Reaching Out on Climate Change: PICS Offers Online Climate Change Course / Tendre la main en matière de changements climatiques: PICS offre un cours en ligne sur les changements climatiques
Dale Anderson (RIR – University of Victoria)
The Pacific Institute for Climate Solutions (PICS) recently announced the launch of an innovative series of online climate change short courses for civil servants and British Columbians. Throwing the old-fashioned textbook approach out the window, “Climate Insights 101” uses a combination of animation, interviews and click-thrus to engage people on the basic concepts and findings of climate science research.
Le Pacific Institute for Climate Solutions (PICS) a récemment annoncé le lancement d’une série de brefs cours en ligne portant sur les changements climatiques. Innovante, cette série est conçue à l’attention des travailleurs du secteur public ainsi que des Britano-Colombiens. À mille lieues des traditionnels manuels, « Faits saillants sur le climat 101 » combine à la fois animation, interviews et annonces afin d’interagir avec les participants au sujet des concepts fondamentaux et des découvertes issus de la recherche en sciences du climat.
The Pacific Institute for Climate Solutions (PICS) recently announced the launch of an innovative series of online climate change short courses for civil servants and British Columbians.
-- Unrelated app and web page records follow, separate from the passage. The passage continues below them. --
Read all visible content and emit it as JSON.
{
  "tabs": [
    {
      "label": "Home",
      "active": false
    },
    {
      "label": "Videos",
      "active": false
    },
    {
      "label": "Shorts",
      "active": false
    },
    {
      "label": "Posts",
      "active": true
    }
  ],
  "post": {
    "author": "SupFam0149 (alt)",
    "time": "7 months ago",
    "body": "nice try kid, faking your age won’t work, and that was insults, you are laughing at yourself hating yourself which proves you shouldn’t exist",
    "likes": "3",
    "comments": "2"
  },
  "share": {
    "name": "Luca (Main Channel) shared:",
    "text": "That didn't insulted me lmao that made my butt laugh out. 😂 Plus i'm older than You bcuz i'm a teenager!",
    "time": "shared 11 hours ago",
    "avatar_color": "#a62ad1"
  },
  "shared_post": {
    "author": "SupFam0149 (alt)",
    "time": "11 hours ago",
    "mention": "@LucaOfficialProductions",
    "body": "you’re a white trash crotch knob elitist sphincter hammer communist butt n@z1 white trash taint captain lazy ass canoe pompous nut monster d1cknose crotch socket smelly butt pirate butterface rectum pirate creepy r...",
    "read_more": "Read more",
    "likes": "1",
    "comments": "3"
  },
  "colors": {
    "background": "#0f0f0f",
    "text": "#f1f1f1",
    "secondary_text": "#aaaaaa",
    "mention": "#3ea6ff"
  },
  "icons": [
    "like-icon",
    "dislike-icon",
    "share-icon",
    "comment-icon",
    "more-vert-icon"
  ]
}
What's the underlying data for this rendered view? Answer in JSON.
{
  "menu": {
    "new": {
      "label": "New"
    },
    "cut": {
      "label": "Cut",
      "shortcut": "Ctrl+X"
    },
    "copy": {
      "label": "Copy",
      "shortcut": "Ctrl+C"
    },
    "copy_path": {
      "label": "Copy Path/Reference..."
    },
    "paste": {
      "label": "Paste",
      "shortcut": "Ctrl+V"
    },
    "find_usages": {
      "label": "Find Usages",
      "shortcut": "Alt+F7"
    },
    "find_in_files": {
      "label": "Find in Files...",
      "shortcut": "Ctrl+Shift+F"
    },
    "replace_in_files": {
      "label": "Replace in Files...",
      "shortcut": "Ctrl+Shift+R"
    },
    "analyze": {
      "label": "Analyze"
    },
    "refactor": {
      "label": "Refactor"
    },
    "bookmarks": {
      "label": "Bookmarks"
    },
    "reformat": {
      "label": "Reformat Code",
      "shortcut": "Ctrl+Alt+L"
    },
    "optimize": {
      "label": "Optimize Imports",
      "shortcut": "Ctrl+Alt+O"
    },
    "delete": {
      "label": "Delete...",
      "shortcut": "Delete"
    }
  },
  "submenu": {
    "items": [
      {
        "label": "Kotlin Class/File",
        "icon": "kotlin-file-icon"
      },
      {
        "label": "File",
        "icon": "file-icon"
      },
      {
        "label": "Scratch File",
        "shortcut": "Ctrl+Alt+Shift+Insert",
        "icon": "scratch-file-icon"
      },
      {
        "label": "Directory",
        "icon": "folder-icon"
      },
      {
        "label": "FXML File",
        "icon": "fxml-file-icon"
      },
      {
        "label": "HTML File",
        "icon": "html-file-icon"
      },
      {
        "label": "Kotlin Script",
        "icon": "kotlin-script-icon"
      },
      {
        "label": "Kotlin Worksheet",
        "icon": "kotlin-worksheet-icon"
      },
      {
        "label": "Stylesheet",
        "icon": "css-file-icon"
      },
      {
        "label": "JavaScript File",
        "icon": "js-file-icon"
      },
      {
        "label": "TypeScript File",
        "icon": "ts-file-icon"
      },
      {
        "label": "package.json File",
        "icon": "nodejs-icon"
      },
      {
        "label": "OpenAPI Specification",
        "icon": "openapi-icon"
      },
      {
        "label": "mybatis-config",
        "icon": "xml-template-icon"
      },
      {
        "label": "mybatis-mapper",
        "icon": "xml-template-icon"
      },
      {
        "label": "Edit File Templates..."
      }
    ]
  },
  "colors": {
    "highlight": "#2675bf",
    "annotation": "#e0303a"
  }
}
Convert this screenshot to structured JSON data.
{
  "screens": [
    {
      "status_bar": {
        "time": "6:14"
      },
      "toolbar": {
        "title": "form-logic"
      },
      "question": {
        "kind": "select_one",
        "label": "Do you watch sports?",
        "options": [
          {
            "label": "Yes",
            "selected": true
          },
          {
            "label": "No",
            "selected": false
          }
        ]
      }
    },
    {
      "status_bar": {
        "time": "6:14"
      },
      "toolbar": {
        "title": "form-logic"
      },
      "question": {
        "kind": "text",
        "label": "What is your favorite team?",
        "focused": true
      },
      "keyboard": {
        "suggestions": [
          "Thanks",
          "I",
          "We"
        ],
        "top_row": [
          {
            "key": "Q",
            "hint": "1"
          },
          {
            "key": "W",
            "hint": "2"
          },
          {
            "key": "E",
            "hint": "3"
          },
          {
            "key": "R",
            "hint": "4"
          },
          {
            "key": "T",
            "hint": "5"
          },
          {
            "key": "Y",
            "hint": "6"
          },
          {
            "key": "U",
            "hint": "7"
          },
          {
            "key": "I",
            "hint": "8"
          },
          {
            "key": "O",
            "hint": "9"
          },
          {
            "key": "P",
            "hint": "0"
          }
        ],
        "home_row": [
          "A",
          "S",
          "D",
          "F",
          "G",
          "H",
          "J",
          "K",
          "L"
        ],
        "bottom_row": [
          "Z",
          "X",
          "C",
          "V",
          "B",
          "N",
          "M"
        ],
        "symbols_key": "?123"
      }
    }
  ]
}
Throwing the old-fashioned textbook approach out the window, “Climate Insights 101” uses a combination of animation, interviews and click-thrus to engage people on the basic concepts and findings of climate science research. The first of four planned modules in the series is available online at www.pics.uvic.ca/insights. These courses, targeted for civil servants but available to anyone online, are the first of their kind.
PICS Executive Director Dr. Tom Pedersen says the courses provide a vital bridge between the scientific community and BC’s 26,000 civil servants who help inform and shape the province’s policies and planning. “People who don’t work in science are often intimidated by it, so these courses will go a long way towards demystifying the physics of the climate change we are seeing. It makes traditionally tough subject matter accessible as well as entertaining.”
Module One’s content has been provided by climate change experts Pedersen and Dr. Francis Zwiers, director of UVic’s Pacific Climate Impacts Consortium and Intergovernmental Panel on Climate Change contributor. Environment Canada and the BC Ministry of Environment have also provided input.
Pedersen says the courses have a strong BC context but the global scope of the science makes it relevant to a wide audience. “I anticipate that schools, media and general society, as well as the target audience of people working in local government or ministries, will find the series invaluable for clarifying what is too often seen as a difficult or complicated issue.” Module Two (regional climate change and its impacts), Module Three (adaptation) and Module Rour (mitigation) are currently in production and are planned for release next year by PICS.
PICS is hosted and led by the University of Victoria in partnership with BC’s other research-intensive universities.
For more information and to take the course yourself, please see www.pics.uvic.ca/.